* What the exercise asks:
Please give a word-for-word repeat of the line containing "Parse this screenshot: output" and all lines that come after it in the entries below, ending at the last line.

* Supplied material:
_ _ _ _ _

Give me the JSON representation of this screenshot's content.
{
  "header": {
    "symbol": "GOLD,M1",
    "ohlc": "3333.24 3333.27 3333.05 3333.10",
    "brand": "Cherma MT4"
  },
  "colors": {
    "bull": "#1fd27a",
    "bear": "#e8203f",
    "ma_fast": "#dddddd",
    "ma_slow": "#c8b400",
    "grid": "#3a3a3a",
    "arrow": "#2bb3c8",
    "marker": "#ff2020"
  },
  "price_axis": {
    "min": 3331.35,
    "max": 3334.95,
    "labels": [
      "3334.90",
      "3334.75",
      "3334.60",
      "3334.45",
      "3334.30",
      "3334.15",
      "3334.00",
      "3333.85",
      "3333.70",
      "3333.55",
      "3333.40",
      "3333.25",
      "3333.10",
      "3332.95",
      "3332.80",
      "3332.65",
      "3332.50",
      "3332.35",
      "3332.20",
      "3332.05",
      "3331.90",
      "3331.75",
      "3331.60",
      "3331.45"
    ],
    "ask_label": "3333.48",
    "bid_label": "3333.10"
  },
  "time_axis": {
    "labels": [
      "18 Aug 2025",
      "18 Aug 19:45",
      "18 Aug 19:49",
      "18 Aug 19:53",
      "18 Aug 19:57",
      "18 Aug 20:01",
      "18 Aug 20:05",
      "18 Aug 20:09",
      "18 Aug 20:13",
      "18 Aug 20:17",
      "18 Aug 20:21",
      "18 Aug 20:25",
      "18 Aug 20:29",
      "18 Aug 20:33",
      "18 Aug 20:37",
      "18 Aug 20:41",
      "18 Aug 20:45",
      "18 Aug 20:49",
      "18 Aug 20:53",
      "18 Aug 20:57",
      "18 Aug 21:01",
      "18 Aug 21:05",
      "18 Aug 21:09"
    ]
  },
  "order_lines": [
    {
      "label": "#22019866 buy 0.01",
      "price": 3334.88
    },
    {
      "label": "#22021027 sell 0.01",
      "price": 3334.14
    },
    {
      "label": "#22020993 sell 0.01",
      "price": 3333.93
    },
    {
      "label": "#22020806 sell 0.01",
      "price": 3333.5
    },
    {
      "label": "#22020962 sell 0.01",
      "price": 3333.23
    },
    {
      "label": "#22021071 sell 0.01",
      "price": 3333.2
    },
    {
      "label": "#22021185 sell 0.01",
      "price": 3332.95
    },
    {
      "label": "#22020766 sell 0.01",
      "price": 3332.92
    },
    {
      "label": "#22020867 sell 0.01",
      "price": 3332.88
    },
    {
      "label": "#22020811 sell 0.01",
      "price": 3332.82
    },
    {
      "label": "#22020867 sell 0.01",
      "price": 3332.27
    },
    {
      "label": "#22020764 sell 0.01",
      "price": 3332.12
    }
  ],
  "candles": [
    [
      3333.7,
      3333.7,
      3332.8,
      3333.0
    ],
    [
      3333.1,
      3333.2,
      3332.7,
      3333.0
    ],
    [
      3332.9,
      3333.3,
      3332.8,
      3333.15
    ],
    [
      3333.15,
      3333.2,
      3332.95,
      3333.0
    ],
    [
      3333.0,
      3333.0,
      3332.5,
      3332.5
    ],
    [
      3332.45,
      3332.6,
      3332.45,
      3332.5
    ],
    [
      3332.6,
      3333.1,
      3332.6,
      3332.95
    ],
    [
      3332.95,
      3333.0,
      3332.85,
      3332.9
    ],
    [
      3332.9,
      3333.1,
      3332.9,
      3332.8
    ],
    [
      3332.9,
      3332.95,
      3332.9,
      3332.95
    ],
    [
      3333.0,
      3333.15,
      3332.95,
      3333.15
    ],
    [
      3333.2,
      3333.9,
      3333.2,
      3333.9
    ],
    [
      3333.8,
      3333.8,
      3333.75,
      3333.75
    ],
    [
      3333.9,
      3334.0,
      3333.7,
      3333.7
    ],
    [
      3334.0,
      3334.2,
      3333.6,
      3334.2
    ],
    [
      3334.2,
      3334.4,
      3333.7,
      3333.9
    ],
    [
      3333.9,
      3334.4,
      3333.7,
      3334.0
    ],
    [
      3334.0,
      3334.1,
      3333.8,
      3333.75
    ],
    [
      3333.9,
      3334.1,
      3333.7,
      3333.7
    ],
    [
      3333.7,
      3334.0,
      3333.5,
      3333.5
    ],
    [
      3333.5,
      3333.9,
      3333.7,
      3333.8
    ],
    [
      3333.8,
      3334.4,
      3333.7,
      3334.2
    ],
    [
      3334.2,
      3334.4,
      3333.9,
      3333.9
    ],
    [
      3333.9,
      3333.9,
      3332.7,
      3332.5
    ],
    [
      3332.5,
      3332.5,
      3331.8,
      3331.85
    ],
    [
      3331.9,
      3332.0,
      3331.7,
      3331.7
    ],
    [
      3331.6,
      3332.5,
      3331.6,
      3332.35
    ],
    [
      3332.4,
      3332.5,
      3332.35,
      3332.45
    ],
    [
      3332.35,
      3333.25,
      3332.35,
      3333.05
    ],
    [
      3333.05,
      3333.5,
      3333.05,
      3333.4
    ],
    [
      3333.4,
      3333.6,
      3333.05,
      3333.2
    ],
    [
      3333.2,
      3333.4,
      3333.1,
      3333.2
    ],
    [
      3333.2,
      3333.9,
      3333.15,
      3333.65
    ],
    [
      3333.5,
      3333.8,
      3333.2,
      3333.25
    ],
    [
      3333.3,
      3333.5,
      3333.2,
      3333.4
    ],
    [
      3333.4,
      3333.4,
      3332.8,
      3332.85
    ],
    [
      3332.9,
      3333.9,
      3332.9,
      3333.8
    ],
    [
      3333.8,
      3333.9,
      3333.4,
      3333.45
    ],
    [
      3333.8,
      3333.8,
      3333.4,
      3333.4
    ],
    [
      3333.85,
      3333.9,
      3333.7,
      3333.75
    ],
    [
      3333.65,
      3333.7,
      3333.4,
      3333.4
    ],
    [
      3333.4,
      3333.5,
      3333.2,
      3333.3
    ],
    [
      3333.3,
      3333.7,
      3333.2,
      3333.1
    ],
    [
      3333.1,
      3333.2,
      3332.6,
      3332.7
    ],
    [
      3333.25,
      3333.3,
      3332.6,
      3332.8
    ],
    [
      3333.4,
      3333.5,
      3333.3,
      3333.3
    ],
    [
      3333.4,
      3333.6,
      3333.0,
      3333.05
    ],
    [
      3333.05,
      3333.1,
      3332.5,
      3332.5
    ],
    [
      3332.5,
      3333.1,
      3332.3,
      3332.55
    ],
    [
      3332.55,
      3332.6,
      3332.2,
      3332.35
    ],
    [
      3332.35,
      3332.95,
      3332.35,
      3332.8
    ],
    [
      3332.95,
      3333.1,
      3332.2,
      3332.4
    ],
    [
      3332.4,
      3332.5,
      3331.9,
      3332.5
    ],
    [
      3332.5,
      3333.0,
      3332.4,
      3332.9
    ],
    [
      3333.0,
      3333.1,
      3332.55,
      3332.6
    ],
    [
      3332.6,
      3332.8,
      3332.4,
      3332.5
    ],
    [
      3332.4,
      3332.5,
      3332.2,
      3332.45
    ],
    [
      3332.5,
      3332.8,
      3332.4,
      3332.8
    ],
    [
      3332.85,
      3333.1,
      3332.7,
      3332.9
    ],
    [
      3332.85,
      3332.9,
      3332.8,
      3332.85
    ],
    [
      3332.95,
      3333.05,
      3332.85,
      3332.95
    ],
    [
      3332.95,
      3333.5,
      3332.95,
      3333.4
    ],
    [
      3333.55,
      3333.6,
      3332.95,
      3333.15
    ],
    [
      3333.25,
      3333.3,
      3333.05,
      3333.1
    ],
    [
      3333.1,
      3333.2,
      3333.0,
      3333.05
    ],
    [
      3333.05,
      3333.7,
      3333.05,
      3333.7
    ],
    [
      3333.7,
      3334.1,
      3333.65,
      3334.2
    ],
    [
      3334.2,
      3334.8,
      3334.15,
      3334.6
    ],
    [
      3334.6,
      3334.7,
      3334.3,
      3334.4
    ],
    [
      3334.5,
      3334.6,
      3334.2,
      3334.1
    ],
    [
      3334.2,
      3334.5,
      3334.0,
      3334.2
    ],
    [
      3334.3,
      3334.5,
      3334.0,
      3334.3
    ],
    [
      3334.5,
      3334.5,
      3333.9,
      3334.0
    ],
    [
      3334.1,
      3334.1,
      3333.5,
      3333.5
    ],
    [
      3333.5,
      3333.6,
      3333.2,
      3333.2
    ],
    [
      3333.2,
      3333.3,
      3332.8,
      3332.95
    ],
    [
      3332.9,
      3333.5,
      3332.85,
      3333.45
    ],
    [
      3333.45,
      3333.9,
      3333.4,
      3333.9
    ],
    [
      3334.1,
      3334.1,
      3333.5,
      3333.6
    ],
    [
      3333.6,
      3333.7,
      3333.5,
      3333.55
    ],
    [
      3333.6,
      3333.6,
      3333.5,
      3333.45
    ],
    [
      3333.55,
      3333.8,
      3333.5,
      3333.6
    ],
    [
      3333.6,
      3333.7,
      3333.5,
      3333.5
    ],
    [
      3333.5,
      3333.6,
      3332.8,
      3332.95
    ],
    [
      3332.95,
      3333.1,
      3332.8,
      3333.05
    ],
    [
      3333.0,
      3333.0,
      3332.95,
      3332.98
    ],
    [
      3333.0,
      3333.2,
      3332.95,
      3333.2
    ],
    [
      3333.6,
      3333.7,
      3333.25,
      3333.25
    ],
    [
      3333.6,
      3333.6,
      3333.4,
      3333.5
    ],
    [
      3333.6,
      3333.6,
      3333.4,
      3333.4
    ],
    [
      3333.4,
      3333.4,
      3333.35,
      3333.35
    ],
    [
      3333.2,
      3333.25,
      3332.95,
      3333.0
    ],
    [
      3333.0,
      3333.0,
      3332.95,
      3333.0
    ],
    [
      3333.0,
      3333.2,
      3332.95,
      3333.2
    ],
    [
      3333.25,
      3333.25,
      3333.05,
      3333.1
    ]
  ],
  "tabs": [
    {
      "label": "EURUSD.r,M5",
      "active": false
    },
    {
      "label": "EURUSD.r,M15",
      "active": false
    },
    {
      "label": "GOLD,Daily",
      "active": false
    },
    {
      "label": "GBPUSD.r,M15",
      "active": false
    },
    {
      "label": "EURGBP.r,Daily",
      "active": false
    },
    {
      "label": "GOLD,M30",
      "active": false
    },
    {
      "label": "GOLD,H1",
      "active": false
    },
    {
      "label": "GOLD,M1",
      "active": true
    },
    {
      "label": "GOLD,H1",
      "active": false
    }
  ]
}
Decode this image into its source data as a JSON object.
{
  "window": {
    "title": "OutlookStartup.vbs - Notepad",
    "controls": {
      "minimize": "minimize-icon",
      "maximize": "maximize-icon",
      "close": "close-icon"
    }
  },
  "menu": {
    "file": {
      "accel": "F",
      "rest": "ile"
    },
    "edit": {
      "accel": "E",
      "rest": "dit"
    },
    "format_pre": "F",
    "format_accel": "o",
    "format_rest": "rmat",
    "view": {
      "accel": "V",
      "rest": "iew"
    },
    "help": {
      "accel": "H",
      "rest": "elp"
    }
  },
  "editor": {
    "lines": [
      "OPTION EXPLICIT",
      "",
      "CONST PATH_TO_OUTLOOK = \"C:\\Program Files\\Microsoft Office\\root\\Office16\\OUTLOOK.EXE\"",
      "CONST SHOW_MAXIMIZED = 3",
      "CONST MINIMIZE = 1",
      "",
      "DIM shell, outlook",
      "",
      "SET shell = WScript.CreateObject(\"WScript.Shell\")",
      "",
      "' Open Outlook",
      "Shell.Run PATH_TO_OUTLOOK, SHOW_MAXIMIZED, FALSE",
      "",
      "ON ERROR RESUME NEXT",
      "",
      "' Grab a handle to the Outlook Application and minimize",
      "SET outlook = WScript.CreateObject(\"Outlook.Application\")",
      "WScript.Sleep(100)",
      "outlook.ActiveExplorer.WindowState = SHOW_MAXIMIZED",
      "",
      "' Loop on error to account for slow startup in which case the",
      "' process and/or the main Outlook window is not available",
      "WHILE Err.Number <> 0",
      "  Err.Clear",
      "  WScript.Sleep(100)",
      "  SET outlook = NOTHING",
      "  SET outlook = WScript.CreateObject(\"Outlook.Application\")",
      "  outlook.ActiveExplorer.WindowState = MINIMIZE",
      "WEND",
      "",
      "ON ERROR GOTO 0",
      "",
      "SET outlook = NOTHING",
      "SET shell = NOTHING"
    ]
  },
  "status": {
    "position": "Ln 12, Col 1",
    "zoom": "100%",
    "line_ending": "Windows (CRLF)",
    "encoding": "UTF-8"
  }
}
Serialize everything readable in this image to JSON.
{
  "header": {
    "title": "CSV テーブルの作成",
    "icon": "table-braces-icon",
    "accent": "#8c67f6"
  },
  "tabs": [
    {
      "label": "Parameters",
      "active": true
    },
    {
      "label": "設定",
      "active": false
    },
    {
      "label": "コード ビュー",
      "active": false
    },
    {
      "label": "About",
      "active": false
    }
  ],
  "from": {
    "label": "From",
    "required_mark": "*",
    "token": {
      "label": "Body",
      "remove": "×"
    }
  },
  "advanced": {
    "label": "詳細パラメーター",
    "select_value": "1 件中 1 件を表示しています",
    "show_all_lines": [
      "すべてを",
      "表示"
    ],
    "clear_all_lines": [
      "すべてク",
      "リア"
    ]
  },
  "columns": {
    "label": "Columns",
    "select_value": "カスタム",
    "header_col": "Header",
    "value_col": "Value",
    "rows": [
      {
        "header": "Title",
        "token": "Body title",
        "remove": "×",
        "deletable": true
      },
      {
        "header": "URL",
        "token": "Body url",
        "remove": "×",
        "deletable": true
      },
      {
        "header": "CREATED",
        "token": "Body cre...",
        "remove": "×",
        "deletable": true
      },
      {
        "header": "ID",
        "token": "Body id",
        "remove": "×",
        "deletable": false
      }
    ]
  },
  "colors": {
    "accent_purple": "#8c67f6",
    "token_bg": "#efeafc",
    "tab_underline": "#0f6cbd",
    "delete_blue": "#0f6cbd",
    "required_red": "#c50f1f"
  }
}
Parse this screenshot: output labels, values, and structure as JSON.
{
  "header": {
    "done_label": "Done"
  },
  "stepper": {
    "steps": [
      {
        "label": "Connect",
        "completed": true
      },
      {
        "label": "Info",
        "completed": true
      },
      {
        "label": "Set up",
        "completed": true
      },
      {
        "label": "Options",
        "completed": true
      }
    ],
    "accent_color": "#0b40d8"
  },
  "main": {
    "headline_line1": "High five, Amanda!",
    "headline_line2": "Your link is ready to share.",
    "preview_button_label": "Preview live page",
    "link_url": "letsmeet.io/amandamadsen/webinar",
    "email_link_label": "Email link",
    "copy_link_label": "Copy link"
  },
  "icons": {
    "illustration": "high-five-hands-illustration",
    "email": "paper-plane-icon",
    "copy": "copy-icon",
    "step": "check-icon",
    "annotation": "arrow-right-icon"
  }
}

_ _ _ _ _

* Task solution:
Parse this screenshot: output labels, values, and structure as JSON.
{
  "header": {
    "done_label": "Done"
  },
  "stepper": {
    "steps": [
      {
        "label": "Connect",
        "completed": true
      },
      {
        "label": "Info",
        "completed": true
      },
      {
        "label": "Set up",
        "completed": true
      },
      {
        "label": "Options",
        "completed": true
      }
    ],
    "accent_color": "#0b40d8"
  },
  "main": {
    "headline_line1": "High five, Amanda!",
    "headline_line2": "Your link is ready to share.",
    "preview_button_label": "Preview live page",
    "link_url": "letsmeet.io/amandamadsen/webinar",
    "email_link_label": "Email link",
    "copy_link_label": "Copy link"
  },
  "icons": {
    "illustration": "high-five-hands-illustration",
    "email": "paper-plane-icon",
    "copy": "copy-icon",
    "step": "check-icon",
    "annotation": "arrow-right-icon"
  }
}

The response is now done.